● TASK TO CARRY OUT: Across the data below, count every line where the string "title" appears. Answer with the number alone.

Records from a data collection
____

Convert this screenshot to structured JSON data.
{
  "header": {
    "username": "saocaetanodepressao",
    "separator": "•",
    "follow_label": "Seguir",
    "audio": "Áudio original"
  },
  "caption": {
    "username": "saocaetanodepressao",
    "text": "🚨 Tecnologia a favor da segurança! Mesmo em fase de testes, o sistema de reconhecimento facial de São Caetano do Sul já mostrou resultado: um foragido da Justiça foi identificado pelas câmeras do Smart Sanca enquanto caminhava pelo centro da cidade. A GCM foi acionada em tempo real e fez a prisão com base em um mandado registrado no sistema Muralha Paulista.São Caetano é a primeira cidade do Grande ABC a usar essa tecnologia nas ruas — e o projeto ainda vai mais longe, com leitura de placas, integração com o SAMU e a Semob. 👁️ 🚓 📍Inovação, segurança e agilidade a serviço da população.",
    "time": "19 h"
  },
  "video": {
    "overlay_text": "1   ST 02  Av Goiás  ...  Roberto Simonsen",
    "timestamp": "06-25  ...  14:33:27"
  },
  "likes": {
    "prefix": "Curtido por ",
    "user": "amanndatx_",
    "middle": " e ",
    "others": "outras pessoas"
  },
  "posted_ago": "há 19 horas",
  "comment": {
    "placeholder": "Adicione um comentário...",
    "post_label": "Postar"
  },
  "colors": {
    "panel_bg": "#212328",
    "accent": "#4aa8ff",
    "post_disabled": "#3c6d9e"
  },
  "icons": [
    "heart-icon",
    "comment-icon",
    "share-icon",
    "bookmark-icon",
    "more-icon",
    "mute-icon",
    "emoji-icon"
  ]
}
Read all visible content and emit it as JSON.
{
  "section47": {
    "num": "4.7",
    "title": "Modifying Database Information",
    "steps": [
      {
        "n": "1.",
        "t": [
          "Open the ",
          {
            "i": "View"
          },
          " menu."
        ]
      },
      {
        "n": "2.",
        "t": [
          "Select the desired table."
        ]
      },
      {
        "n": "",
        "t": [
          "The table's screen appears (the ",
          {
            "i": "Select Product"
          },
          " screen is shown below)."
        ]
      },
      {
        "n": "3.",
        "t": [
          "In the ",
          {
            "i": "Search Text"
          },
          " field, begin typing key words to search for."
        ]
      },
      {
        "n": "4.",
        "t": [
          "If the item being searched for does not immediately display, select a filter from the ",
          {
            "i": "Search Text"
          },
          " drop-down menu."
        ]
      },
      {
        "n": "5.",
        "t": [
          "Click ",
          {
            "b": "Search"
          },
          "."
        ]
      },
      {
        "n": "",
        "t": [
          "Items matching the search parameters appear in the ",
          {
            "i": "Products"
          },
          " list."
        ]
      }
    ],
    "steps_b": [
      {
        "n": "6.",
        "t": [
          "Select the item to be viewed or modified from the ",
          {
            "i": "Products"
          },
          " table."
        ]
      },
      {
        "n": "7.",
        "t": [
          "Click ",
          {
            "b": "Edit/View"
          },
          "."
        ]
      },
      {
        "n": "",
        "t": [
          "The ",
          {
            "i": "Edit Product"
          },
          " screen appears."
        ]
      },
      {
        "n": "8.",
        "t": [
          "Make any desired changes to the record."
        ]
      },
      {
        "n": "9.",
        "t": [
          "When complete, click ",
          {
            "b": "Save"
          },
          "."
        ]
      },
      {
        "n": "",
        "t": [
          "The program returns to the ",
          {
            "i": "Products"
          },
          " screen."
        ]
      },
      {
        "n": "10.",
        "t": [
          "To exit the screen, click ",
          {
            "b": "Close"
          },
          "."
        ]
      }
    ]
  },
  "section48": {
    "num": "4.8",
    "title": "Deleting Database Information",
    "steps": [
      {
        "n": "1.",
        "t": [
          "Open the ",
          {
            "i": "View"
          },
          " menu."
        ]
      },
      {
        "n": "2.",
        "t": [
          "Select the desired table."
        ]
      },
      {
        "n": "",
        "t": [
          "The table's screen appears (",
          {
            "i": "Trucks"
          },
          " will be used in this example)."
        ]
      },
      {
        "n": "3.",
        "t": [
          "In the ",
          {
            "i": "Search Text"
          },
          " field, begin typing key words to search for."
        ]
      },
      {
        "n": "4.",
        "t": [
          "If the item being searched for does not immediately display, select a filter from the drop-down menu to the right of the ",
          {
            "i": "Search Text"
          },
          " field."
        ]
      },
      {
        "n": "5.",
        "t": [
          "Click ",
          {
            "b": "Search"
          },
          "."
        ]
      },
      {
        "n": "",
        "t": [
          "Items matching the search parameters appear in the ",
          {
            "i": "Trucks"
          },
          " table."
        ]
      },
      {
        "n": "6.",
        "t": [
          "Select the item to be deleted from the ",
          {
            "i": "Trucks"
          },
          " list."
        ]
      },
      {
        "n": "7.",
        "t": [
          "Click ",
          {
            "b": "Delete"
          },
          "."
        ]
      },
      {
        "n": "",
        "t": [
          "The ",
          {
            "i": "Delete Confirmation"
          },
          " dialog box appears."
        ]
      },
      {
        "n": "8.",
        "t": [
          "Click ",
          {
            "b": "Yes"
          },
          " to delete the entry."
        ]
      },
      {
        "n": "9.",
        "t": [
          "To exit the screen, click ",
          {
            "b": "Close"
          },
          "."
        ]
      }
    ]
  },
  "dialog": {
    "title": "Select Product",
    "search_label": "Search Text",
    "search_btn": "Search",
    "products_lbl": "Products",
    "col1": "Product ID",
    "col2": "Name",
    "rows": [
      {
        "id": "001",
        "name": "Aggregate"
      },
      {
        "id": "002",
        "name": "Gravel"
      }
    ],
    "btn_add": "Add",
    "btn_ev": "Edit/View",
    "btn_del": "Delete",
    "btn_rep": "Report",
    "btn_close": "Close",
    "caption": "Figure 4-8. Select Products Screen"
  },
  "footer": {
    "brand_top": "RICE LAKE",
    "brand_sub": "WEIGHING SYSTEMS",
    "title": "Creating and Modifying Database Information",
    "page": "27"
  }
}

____

● REPLY TO THE TASK: 4